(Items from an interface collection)
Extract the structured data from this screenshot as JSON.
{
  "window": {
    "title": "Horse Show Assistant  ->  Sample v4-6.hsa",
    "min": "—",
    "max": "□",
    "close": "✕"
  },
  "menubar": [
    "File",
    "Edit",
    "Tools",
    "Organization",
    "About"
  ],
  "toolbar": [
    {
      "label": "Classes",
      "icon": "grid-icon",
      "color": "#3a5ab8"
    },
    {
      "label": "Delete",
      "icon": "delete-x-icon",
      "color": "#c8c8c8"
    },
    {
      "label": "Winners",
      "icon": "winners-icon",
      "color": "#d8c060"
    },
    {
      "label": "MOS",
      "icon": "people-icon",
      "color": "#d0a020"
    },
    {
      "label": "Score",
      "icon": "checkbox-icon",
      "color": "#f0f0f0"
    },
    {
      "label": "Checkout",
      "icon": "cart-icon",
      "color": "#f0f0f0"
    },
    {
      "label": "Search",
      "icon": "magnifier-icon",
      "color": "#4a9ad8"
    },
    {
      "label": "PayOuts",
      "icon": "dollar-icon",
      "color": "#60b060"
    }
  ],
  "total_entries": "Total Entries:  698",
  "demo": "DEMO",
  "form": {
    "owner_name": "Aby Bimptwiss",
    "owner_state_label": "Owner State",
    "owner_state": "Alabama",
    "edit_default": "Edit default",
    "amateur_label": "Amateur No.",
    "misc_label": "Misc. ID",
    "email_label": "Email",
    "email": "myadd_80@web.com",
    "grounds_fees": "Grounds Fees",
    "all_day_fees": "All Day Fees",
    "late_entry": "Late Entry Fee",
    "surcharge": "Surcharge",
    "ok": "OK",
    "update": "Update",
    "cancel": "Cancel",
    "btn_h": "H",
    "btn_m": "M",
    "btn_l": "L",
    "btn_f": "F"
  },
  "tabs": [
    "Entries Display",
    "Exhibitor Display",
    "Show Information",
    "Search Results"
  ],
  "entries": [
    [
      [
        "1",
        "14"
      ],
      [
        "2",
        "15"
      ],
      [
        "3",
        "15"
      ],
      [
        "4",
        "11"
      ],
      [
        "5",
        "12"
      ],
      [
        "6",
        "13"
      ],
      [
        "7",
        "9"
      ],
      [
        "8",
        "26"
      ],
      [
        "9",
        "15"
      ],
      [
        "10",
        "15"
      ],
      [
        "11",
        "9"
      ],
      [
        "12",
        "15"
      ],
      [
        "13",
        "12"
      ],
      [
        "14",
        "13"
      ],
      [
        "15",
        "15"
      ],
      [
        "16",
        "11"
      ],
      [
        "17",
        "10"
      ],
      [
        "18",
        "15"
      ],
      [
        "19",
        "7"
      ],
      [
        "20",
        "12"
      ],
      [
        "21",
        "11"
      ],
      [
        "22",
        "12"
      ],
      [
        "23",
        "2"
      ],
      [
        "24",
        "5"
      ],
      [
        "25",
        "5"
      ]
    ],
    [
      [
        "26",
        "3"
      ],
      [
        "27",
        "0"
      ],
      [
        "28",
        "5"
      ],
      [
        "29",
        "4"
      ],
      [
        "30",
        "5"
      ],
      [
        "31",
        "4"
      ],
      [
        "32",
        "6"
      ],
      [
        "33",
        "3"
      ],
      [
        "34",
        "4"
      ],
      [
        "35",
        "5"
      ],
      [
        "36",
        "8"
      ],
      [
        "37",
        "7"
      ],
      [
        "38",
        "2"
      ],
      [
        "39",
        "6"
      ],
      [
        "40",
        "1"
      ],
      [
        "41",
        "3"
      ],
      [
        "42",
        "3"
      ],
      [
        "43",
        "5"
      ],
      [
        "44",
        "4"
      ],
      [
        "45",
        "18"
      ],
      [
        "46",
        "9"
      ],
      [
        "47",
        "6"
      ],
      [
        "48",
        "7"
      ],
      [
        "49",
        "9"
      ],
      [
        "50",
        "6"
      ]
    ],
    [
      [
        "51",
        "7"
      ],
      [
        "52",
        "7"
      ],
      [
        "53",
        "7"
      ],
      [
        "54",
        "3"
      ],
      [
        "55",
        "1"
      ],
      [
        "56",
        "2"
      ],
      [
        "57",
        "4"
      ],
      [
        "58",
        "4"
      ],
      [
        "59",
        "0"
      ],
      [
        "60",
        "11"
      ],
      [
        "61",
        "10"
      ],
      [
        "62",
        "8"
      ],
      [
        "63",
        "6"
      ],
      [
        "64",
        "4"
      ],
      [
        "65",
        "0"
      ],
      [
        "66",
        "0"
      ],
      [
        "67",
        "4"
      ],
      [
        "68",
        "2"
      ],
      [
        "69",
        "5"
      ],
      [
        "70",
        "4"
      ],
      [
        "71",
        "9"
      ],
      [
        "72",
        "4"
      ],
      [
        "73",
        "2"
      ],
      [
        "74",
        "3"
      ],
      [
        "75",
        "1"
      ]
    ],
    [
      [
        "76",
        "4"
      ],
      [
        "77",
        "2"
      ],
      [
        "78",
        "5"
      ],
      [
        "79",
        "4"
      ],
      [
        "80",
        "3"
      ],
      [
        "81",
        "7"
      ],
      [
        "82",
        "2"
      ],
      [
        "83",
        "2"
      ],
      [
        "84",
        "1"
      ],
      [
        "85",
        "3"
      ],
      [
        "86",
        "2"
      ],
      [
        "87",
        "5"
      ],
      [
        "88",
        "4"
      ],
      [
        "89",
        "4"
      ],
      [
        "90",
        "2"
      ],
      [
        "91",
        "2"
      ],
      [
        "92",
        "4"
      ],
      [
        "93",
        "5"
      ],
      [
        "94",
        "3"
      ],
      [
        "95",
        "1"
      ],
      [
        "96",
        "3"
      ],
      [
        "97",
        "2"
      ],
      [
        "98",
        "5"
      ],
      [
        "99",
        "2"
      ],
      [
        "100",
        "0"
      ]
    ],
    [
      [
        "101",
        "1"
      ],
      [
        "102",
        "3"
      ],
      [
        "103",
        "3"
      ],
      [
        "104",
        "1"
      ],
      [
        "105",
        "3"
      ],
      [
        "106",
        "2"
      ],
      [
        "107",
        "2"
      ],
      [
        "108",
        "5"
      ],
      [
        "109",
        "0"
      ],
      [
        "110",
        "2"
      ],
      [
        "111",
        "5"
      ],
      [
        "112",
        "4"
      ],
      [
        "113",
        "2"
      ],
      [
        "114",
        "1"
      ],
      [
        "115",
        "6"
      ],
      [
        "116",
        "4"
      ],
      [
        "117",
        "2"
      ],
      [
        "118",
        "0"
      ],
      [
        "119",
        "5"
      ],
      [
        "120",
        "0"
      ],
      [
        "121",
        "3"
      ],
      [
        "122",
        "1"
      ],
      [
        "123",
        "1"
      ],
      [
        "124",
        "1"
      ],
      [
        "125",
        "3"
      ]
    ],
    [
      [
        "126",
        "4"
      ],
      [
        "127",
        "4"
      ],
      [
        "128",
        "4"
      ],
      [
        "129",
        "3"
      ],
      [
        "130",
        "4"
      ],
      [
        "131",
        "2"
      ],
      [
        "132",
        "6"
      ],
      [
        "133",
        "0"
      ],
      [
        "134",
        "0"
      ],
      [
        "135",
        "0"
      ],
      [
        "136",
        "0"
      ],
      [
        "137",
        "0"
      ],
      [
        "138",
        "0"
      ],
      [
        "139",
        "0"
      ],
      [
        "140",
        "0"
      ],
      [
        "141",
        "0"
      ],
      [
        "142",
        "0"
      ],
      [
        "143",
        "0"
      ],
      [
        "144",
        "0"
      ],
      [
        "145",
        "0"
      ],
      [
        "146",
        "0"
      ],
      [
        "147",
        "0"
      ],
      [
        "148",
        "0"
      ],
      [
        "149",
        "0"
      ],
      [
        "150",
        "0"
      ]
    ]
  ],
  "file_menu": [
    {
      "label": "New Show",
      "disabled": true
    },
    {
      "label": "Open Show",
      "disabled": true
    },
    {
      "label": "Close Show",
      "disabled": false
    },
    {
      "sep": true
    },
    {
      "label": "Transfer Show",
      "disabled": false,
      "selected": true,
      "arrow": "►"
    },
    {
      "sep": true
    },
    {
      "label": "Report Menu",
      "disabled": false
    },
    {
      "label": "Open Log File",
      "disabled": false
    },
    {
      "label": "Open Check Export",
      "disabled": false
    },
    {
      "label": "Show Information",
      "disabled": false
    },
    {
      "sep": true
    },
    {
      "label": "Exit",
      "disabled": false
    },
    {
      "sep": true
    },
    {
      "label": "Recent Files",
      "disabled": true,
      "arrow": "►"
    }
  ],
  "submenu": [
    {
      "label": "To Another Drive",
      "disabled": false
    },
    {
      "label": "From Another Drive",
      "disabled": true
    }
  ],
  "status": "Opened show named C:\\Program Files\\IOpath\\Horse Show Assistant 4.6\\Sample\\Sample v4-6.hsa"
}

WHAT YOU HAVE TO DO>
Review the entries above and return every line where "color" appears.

WRITTEN ANSWER>
      "color": "#3a5ab8"
      "color": "#c8c8c8"
      "color": "#d8c060"
      "color": "#d0a020"
      "color": "#f0f0f0"
      "color": "#f0f0f0"
      "color": "#4a9ad8"
      "color": "#60b060"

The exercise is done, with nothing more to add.